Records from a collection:
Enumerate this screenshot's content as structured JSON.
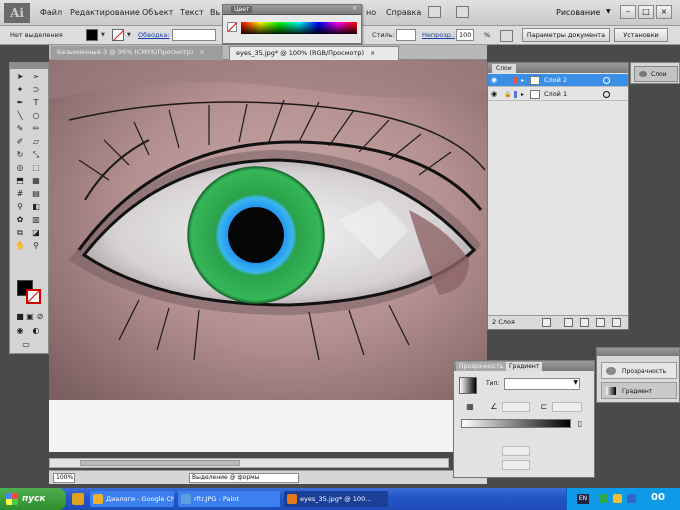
{
  "app": {
    "logo": "Ai",
    "menu": [
      "Файл",
      "Редактирование",
      "Объект",
      "Текст",
      "Вь",
      "но",
      "Справка"
    ],
    "workspace": "Рисование"
  },
  "control_bar": {
    "selection_label": "Нет выделения",
    "stroke_label": "Обводка:",
    "style_label": "Стиль:",
    "opacity_label": "Непрозр.:",
    "opacity_value": "100",
    "percent": "%",
    "doc_settings_button": "Параметры документа",
    "settings_button": "Установки"
  },
  "color_panel": {
    "title": "Цвет",
    "close": "×"
  },
  "documents": {
    "tabs": [
      {
        "label": "Безымянный-3 @ 96% (CMYK/Просмотр)",
        "active": false
      },
      {
        "label": "eyes_35.jpg* @ 100% (RGB/Просмотр)",
        "active": true
      }
    ],
    "close": "×"
  },
  "status_bar": {
    "zoom": "100%",
    "info": "Выделение @ формы"
  },
  "layers_panel": {
    "tab": "Слои",
    "layers": [
      {
        "name": "Слой 2",
        "color": "#e25555",
        "selected": true
      },
      {
        "name": "Слой 1",
        "color": "#5577dd",
        "selected": false
      }
    ],
    "count": "2 Слоя"
  },
  "dock": {
    "collapsed_item": "Слои",
    "expanded_items": [
      "Прозрачность",
      "Градиент"
    ]
  },
  "gradient_panel": {
    "tabs": [
      "Прозрачность",
      "Градиент"
    ],
    "type_label": "Тип:",
    "type_value": "",
    "angle_label": "",
    "location_label": ""
  },
  "taskbar": {
    "start": "пуск",
    "tasks": [
      {
        "label": "Диалоги - Google Ch...",
        "active": false,
        "icon_color": "#e8b12e"
      },
      {
        "label": "rftr.JPG - Paint",
        "active": false,
        "icon_color": "#5aa0e0"
      },
      {
        "label": "eyes_35.jpg* @ 100...",
        "active": true,
        "icon_color": "#e07a1a"
      }
    ],
    "lang": "EN",
    "clock": "00"
  },
  "colors": {
    "accent": "#3a8ee6",
    "iris_outer": "#2aa24b",
    "iris_inner": "#1f8ef0",
    "taskbar": "#2456c6"
  }
}
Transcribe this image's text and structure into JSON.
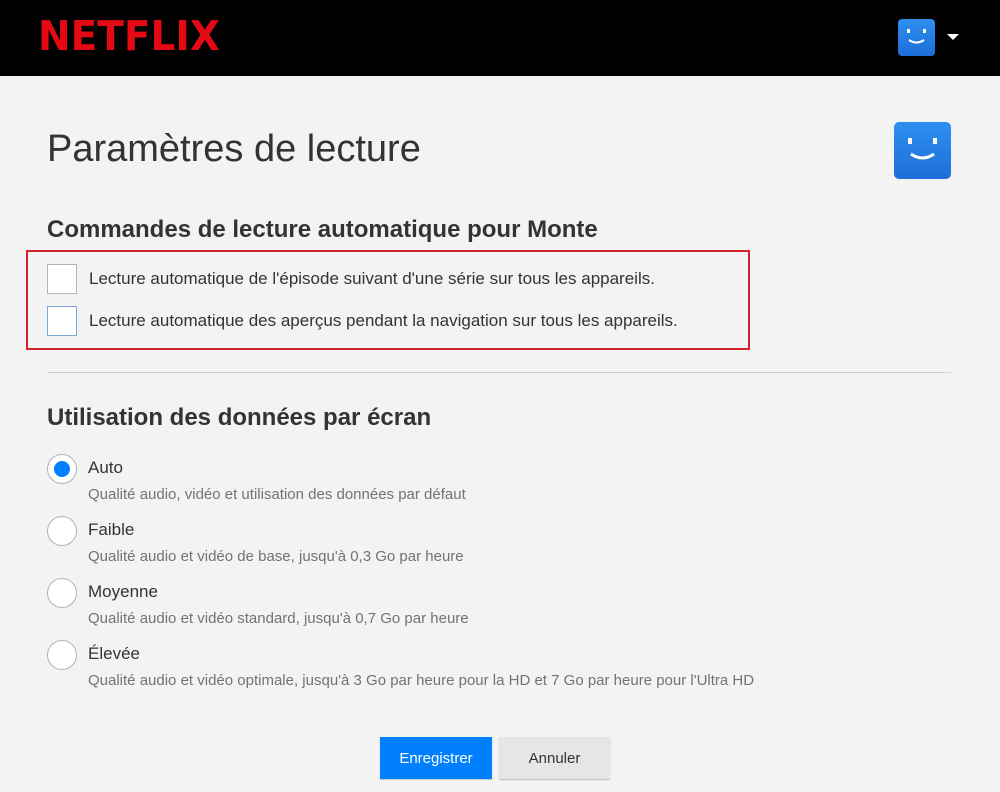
{
  "header": {
    "logo": "NETFLIX",
    "avatar_icon": "profile-smiley-icon",
    "menu_icon": "caret-down-icon"
  },
  "page": {
    "title": "Paramètres de lecture",
    "avatar_icon": "profile-smiley-icon"
  },
  "autoplay": {
    "title": "Commandes de lecture automatique pour Monte",
    "options": [
      {
        "label": "Lecture automatique de l'épisode suivant d'une série sur tous les appareils.",
        "checked": false
      },
      {
        "label": "Lecture automatique des aperçus pendant la navigation sur tous les appareils.",
        "checked": false
      }
    ]
  },
  "data_usage": {
    "title": "Utilisation des données par écran",
    "options": [
      {
        "label": "Auto",
        "description": "Qualité audio, vidéo et utilisation des données par défaut",
        "selected": true
      },
      {
        "label": "Faible",
        "description": "Qualité audio et vidéo de base, jusqu'à 0,3 Go par heure",
        "selected": false
      },
      {
        "label": "Moyenne",
        "description": "Qualité audio et vidéo standard, jusqu'à 0,7 Go par heure",
        "selected": false
      },
      {
        "label": "Élevée",
        "description": "Qualité audio et vidéo optimale, jusqu'à 3 Go par heure pour la HD et 7 Go par heure pour l'Ultra HD",
        "selected": false
      }
    ]
  },
  "buttons": {
    "save": "Enregistrer",
    "cancel": "Annuler"
  },
  "colors": {
    "brand_red": "#e50914",
    "accent_blue": "#0080ff",
    "highlight_border": "#d2232a"
  }
}
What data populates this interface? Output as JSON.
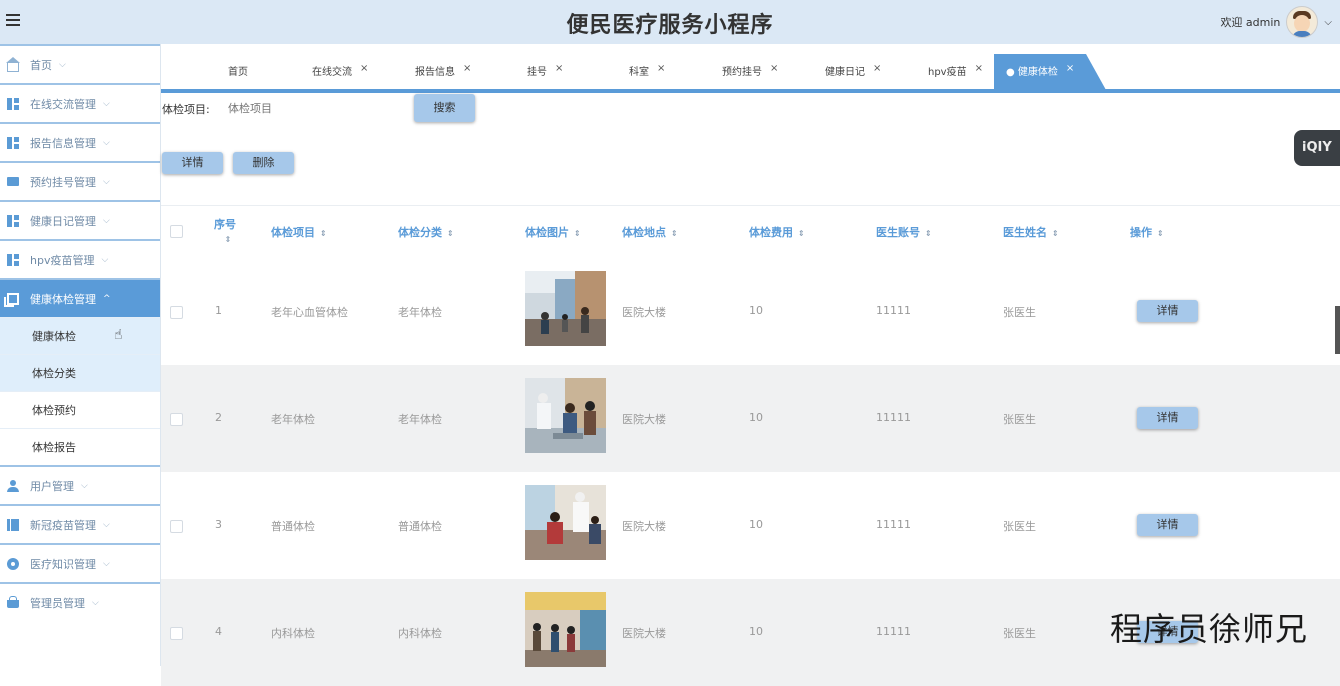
{
  "header": {
    "title": "便民医疗服务小程序",
    "welcome": "欢迎 admin",
    "dropdown": "⌵"
  },
  "sidebar": {
    "items": [
      {
        "label": "首页",
        "icon": "home-icon",
        "caret": "⌵"
      },
      {
        "label": "在线交流管理",
        "icon": "dashboard-icon",
        "caret": "⌵"
      },
      {
        "label": "报告信息管理",
        "icon": "dashboard-icon",
        "caret": "⌵"
      },
      {
        "label": "预约挂号管理",
        "icon": "ticket-icon",
        "caret": "⌵"
      },
      {
        "label": "健康日记管理",
        "icon": "dashboard-icon",
        "caret": "⌵"
      },
      {
        "label": "hpv疫苗管理",
        "icon": "dashboard-icon",
        "caret": "⌵"
      },
      {
        "label": "健康体检管理",
        "icon": "copy-icon",
        "caret": "^"
      },
      {
        "label": "用户管理",
        "icon": "user-icon",
        "caret": "⌵"
      },
      {
        "label": "新冠疫苗管理",
        "icon": "book-icon",
        "caret": "⌵"
      },
      {
        "label": "医疗知识管理",
        "icon": "circle-icon",
        "caret": "⌵"
      },
      {
        "label": "管理员管理",
        "icon": "basket-icon",
        "caret": "⌵"
      }
    ],
    "subitems": [
      "健康体检",
      "体检分类",
      "体检预约",
      "体检报告"
    ]
  },
  "tabs": [
    {
      "label": "首页",
      "close": ""
    },
    {
      "label": "在线交流",
      "close": "×"
    },
    {
      "label": "报告信息",
      "close": "×"
    },
    {
      "label": "挂号",
      "close": "×"
    },
    {
      "label": "科室",
      "close": "×"
    },
    {
      "label": "预约挂号",
      "close": "×"
    },
    {
      "label": "健康日记",
      "close": "×"
    },
    {
      "label": "hpv疫苗",
      "close": "×"
    },
    {
      "label": "● 健康体检",
      "close": "×"
    }
  ],
  "search": {
    "label": "体检项目:",
    "placeholder": "体检项目",
    "button": "搜索"
  },
  "toolbar": {
    "detail": "详情",
    "delete": "删除"
  },
  "watermark_badge": "iQIY",
  "table": {
    "columns": [
      "序号",
      "体检项目",
      "体检分类",
      "体检图片",
      "体检地点",
      "体检费用",
      "医生账号",
      "医生姓名",
      "操作"
    ],
    "sort_icon": "⇕",
    "rows": [
      {
        "no": "1",
        "item": "老年心血管体检",
        "category": "老年体检",
        "location": "医院大楼",
        "fee": "10",
        "account": "11111",
        "doctor": "张医生",
        "action": "详情"
      },
      {
        "no": "2",
        "item": "老年体检",
        "category": "老年体检",
        "location": "医院大楼",
        "fee": "10",
        "account": "11111",
        "doctor": "张医生",
        "action": "详情"
      },
      {
        "no": "3",
        "item": "普通体检",
        "category": "普通体检",
        "location": "医院大楼",
        "fee": "10",
        "account": "11111",
        "doctor": "张医生",
        "action": "详情"
      },
      {
        "no": "4",
        "item": "内科体检",
        "category": "内科体检",
        "location": "医院大楼",
        "fee": "10",
        "account": "11111",
        "doctor": "张医生",
        "action": "详情"
      }
    ]
  },
  "overlay": "程序员徐师兄"
}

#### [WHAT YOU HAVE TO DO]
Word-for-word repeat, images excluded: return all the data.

#### [RESPONSE FOR THIS EXERCISE]
Enumerate this screenshot's content as structured JSON.
{
  "app": {
    "logo": "Ai",
    "menu": [
      "Файл",
      "Редактирование",
      "Объект",
      "Текст",
      "Вь",
      "но",
      "Справка"
    ],
    "workspace": "Рисование"
  },
  "control_bar": {
    "selection_label": "Нет выделения",
    "stroke_label": "Обводка:",
    "style_label": "Стиль:",
    "opacity_label": "Непрозр.:",
    "opacity_value": "100",
    "percent": "%",
    "doc_settings_button": "Параметры документа",
    "settings_button": "Установки"
  },
  "color_panel": {
    "title": "Цвет",
    "close": "×"
  },
  "documents": {
    "tabs": [
      {
        "label": "Безымянный-3 @ 96% (CMYK/Просмотр)",
        "active": false
      },
      {
        "label": "eyes_35.jpg* @ 100% (RGB/Просмотр)",
        "active": true
      }
    ],
    "close": "×"
  },
  "status_bar": {
    "zoom": "100%",
    "info": "Выделение @ формы"
  },
  "layers_panel": {
    "tab": "Слои",
    "layers": [
      {
        "name": "Слой 2",
        "color": "#e25555",
        "selected": true
      },
      {
        "name": "Слой 1",
        "color": "#5577dd",
        "selected": false
      }
    ],
    "count": "2 Слоя"
  },
  "dock": {
    "collapsed_item": "Слои",
    "expanded_items": [
      "Прозрачность",
      "Градиент"
    ]
  },
  "gradient_panel": {
    "tabs": [
      "Прозрачность",
      "Градиент"
    ],
    "type_label": "Тип:",
    "type_value": "",
    "angle_label": "",
    "location_label": ""
  },
  "taskbar": {
    "start": "пуск",
    "tasks": [
      {
        "label": "Диалоги - Google Ch...",
        "active": false,
        "icon_color": "#e8b12e"
      },
      {
        "label": "rftr.JPG - Paint",
        "active": false,
        "icon_color": "#5aa0e0"
      },
      {
        "label": "eyes_35.jpg* @ 100...",
        "active": true,
        "icon_color": "#e07a1a"
      }
    ],
    "lang": "EN",
    "clock": "00"
  },
  "colors": {
    "accent": "#3a8ee6",
    "iris_outer": "#2aa24b",
    "iris_inner": "#1f8ef0",
    "taskbar": "#2456c6"
  }
}
Transcribe this image's text and structure into JSON.
{
  "header": {
    "logo": "NETFLIX",
    "avatar_icon": "profile-smiley-icon",
    "menu_icon": "caret-down-icon"
  },
  "page": {
    "title": "Paramètres de lecture",
    "avatar_icon": "profile-smiley-icon"
  },
  "autoplay": {
    "title": "Commandes de lecture automatique pour Monte",
    "options": [
      {
        "label": "Lecture automatique de l'épisode suivant d'une série sur tous les appareils.",
        "checked": false
      },
      {
        "label": "Lecture automatique des aperçus pendant la navigation sur tous les appareils.",
        "checked": false
      }
    ]
  },
  "data_usage": {
    "title": "Utilisation des données par écran",
    "options": [
      {
        "label": "Auto",
        "description": "Qualité audio, vidéo et utilisation des données par défaut",
        "selected": true
      },
      {
        "label": "Faible",
        "description": "Qualité audio et vidéo de base, jusqu'à 0,3 Go par heure",
        "selected": false
      },
      {
        "label": "Moyenne",
        "description": "Qualité audio et vidéo standard, jusqu'à 0,7 Go par heure",
        "selected": false
      },
      {
        "label": "Élevée",
        "description": "Qualité audio et vidéo optimale, jusqu'à 3 Go par heure pour la HD et 7 Go par heure pour l'Ultra HD",
        "selected": false
      }
    ]
  },
  "buttons": {
    "save": "Enregistrer",
    "cancel": "Annuler"
  },
  "colors": {
    "brand_red": "#e50914",
    "accent_blue": "#0080ff",
    "highlight_border": "#d2232a"
  }
}
What data populates this interface? Output as JSON.
{
  "header": {
    "title": "便民医疗服务小程序",
    "welcome": "欢迎 admin",
    "dropdown": "⌵"
  },
  "sidebar": {
    "items": [
      {
        "label": "首页",
        "icon": "home-icon",
        "caret": "⌵"
      },
      {
        "label": "在线交流管理",
        "icon": "dashboard-icon",
        "caret": "⌵"
      },
      {
        "label": "报告信息管理",
        "icon": "dashboard-icon",
        "caret": "⌵"
      },
      {
        "label": "预约挂号管理",
        "icon": "ticket-icon",
        "caret": "⌵"
      },
      {
        "label": "健康日记管理",
        "icon": "dashboard-icon",
        "caret": "⌵"
      },
      {
        "label": "hpv疫苗管理",
        "icon": "dashboard-icon",
        "caret": "⌵"
      },
      {
        "label": "健康体检管理",
        "icon": "copy-icon",
        "caret": "^"
      },
      {
        "label": "用户管理",
        "icon": "user-icon",
        "caret": "⌵"
      },
      {
        "label": "新冠疫苗管理",
        "icon": "book-icon",
        "caret": "⌵"
      },
      {
        "label": "医疗知识管理",
        "icon": "circle-icon",
        "caret": "⌵"
      },
      {
        "label": "管理员管理",
        "icon": "basket-icon",
        "caret": "⌵"
      }
    ],
    "subitems": [
      "健康体检",
      "体检分类",
      "体检预约",
      "体检报告"
    ]
  },
  "tabs": [
    {
      "label": "首页",
      "close": ""
    },
    {
      "label": "在线交流",
      "close": "×"
    },
    {
      "label": "报告信息",
      "close": "×"
    },
    {
      "label": "挂号",
      "close": "×"
    },
    {
      "label": "科室",
      "close": "×"
    },
    {
      "label": "预约挂号",
      "close": "×"
    },
    {
      "label": "健康日记",
      "close": "×"
    },
    {
      "label": "hpv疫苗",
      "close": "×"
    },
    {
      "label": "● 健康体检",
      "close": "×"
    }
  ],
  "search": {
    "label": "体检项目:",
    "placeholder": "体检项目",
    "button": "搜索"
  },
  "toolbar": {
    "detail": "详情",
    "delete": "删除"
  },
  "watermark_badge": "iQIY",
  "table": {
    "columns": [
      "序号",
      "体检项目",
      "体检分类",
      "体检图片",
      "体检地点",
      "体检费用",
      "医生账号",
      "医生姓名",
      "操作"
    ],
    "sort_icon": "⇕",
    "rows": [
      {
        "no": "1",
        "item": "老年心血管体检",
        "category": "老年体检",
        "location": "医院大楼",
        "fee": "10",
        "account": "11111",
        "doctor": "张医生",
        "action": "详情"
      },
      {
        "no": "2",
        "item": "老年体检",
        "category": "老年体检",
        "location": "医院大楼",
        "fee": "10",
        "account": "11111",
        "doctor": "张医生",
        "action": "详情"
      },
      {
        "no": "3",
        "item": "普通体检",
        "category": "普通体检",
        "location": "医院大楼",
        "fee": "10",
        "account": "11111",
        "doctor": "张医生",
        "action": "详情"
      },
      {
        "no": "4",
        "item": "内科体检",
        "category": "内科体检",
        "location": "医院大楼",
        "fee": "10",
        "account": "11111",
        "doctor": "张医生",
        "action": "详情"
      }
    ]
  },
  "overlay": "程序员徐师兄"
}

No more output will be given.